++++ Data in this exercise

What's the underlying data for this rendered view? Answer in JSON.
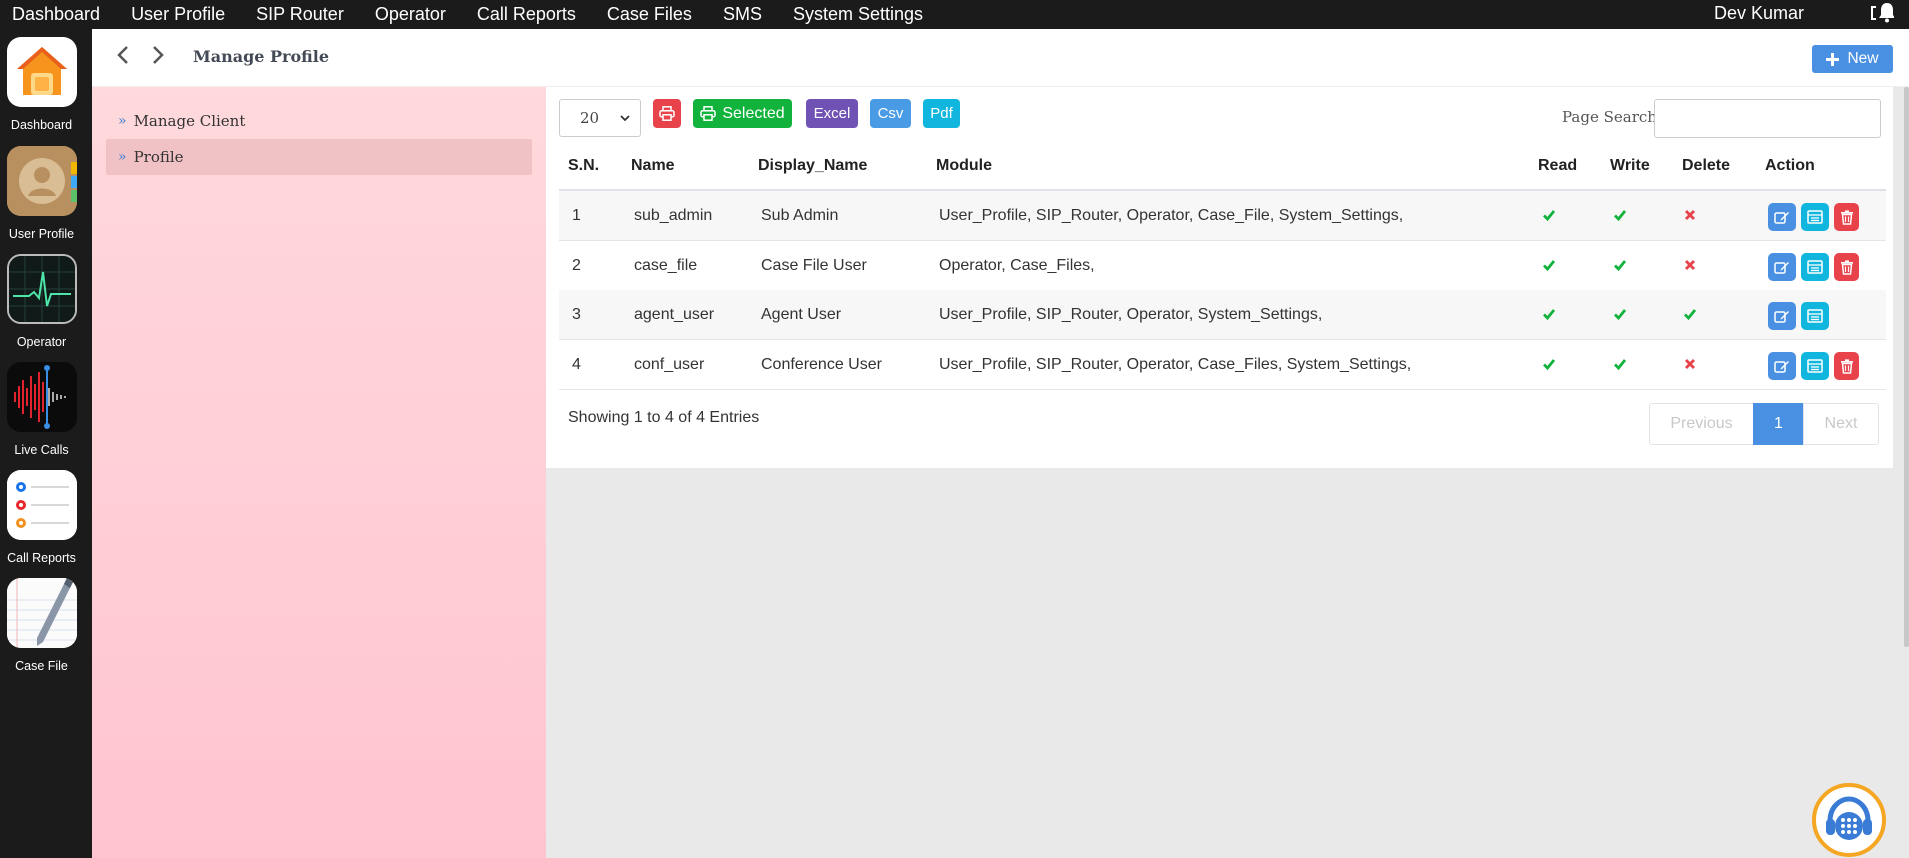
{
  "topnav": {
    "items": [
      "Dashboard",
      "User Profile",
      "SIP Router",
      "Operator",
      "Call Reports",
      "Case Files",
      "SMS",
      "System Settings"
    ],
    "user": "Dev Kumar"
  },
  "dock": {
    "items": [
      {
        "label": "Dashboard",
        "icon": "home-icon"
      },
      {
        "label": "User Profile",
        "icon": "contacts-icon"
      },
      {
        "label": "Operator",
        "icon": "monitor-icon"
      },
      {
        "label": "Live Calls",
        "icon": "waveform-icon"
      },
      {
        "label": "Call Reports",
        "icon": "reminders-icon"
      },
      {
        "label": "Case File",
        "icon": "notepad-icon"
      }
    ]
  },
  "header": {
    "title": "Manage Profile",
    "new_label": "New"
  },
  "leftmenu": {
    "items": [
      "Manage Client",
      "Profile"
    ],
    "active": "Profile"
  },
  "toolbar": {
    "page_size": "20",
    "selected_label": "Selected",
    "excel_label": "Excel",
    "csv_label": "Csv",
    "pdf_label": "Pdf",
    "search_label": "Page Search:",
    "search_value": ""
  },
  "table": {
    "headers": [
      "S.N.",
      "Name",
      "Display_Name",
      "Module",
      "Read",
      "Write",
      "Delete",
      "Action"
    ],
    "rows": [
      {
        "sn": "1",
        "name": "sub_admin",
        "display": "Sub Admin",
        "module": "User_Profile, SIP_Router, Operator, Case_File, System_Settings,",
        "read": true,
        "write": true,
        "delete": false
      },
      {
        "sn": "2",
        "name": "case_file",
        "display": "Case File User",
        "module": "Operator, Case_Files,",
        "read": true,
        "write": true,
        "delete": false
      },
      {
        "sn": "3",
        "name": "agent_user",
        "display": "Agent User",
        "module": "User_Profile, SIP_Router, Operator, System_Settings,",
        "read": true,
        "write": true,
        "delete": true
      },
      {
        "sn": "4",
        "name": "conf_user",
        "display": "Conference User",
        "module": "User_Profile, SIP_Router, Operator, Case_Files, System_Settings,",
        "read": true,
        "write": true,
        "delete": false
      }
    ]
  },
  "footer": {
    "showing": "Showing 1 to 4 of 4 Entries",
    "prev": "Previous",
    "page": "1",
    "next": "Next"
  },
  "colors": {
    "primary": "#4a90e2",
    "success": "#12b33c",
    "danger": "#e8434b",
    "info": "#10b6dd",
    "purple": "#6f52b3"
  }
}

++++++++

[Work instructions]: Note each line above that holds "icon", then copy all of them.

[Result of this exercise]:
        "icon": "home-icon"
        "icon": "contacts-icon"
        "icon": "monitor-icon"
        "icon": "waveform-icon"
        "icon": "reminders-icon"
        "icon": "notepad-icon"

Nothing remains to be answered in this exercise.